Southeast Alaska, referred to by Alaskans simply as “Southeast,” is Alaska’s Panhandle. It stretches from Dixon Entrance at the U.S.–Canada border south of Ketchikan to Icy Bay, northwest of Yakutat. Comprised of a narrow strip of mainland backed up against the Coast Mountains and Canada, and hundreds of islands of the Alexander Archipelago, Southeast forms the all-water route to Alaska known as the Inside Passage.
The Alaska Marine Highway ferries move people and vehicles between communities in Southeast and connect Southeast Alaska via the Inside Passage to Prince Rupert, BC, and Bellingham, WA, and to southcentral Alaska via Cross-Gulf sailings between Juneau and Whittier.

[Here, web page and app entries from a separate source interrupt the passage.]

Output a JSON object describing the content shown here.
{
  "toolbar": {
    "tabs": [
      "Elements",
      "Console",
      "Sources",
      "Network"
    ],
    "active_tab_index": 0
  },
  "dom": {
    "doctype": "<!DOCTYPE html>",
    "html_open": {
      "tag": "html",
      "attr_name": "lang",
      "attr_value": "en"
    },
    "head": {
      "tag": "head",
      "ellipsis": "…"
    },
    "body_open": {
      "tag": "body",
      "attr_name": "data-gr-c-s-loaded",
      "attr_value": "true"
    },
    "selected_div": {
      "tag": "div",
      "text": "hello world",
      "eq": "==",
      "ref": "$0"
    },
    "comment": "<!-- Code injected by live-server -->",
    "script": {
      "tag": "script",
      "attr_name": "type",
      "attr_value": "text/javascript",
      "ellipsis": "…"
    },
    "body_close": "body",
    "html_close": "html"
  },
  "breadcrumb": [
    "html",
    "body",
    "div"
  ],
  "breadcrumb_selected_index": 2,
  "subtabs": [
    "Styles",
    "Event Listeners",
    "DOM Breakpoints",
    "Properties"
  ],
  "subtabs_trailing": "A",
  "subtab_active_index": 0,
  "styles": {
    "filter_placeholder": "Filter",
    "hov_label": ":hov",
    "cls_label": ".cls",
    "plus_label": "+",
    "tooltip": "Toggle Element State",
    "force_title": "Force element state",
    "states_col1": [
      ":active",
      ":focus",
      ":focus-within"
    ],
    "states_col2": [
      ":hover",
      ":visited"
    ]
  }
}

A region where industry, transportation, recreation and community planning are dictated by its unique topography, Southeast also offers unique attractions for visitors. Enjoy Russian (Sitka) and Tlingit (Haines) dance performances; colorful saloons like the Red Onion (Skagway); sportfishing throughout; and sightseeing and/or whale watching cruises of Glacier Bay, Misty Fiords, LeConte Glacier, the Stikine River and Tracy Arm. Bear viewing (at Anan and Pack creeks) is also a top attraction.
The region is accessible by air, land or sea. Jet service is available to Juneau,
Ketchikan, Wrangell, Petersburg, Sitka and Gustavus. Smaller communities are served by local commuter aircraft.
Cruise ships are a popular way to visit Southeast, with hundreds of sailings and varied itineraries to choose between.
Southeast Alaska lies between 54°40’ and 60° north latitude, the same as Scotland and southern Sweden. The region measures about 125 by 400 miles, with 60 percent consisting of islands covered with spruce, hemlock and cedar forests characteristic of moist coastal climates. The largest island in the region is Prince of Wales Island (third largest island in the U.S.). Prince of Wales Island also has the most extensive road system in Southeast Alaska. The Inter-Island Ferry Authority offers daily, year-round passenger and vehicle service between Ketchikan and Hollis on Prince of Wales Island.
The majority of Southeast Alaska lies within Tongass National Forest, the largest national forest in the United States.
Some 71,000 people live along the Inside Passage. Slightly less than 20 percent of the region’s population is Alaska Native: Tlingit (KLINK-it) Indian, Haida (HI-duh) and Tsimshian (SHIM-shian). Alaska’s Natives occupied this region long before Vitus Bering arrived in Alaska in 1741.
Russia controlled Alaska from the turn of the 19th century until October 18, 1867, when Alaska was transferred to the U.S. As the Russian capital of Alaska, Sitka was the center of Russia’s fur-trading empire and a port of international trade, controlling trading posts from California to the Aleutians.
In 1867, the United States, under President Andrew Johnson, purchased Alaska from Russia for $7.2 million. The American flag was raised at Sitka on Oct. 18, 1867. As the Russian population moved out, and the fur trade declined, so did interest in Southeast Alaska. But it was rekindled by the salmon industry as canneries were established, the first at Klawock in 1878. Salmon canning peaked in the late 1930s then declined from overfishing.
The first significant white populations arrived because of gold. Thousands of gold seekers traveled through the Inside Passage in 1898 to Skagway and on to Canada’s Klondike (sparking interest in the rest of Alaska). The largest gold ore mine of its day, the Treadwell near Juneau, began operation in 1884.
Juneau became Alaska’s capital in 1906, and Southeast remained Alaska’s dominant region until WWII, when military activity and the Alaska Highway shifted emphasis to Anchorage and Fairbanks.
Additional population growth came to Southeast with new timber harvesting in the 1950s. Increased government activities, as a result of Alaska statehood in 1959, brought even more people. Fishing is an ongoing industry in Southeast.
The Inside Passage is the last stronghold of the American bald eagle. More than 20,000 eagles reside in the region, and sightings are frequent. Humpback and killer whales, porpoises, sea lions and seals are often observed from ferries, cruise ships and charter boats. Bear viewing opportunities are offered at Pack Creek on Admiralty Island, Anan Creek near Wrangell, Fish Creek near Hyder and Herring Cove near Ketchikan.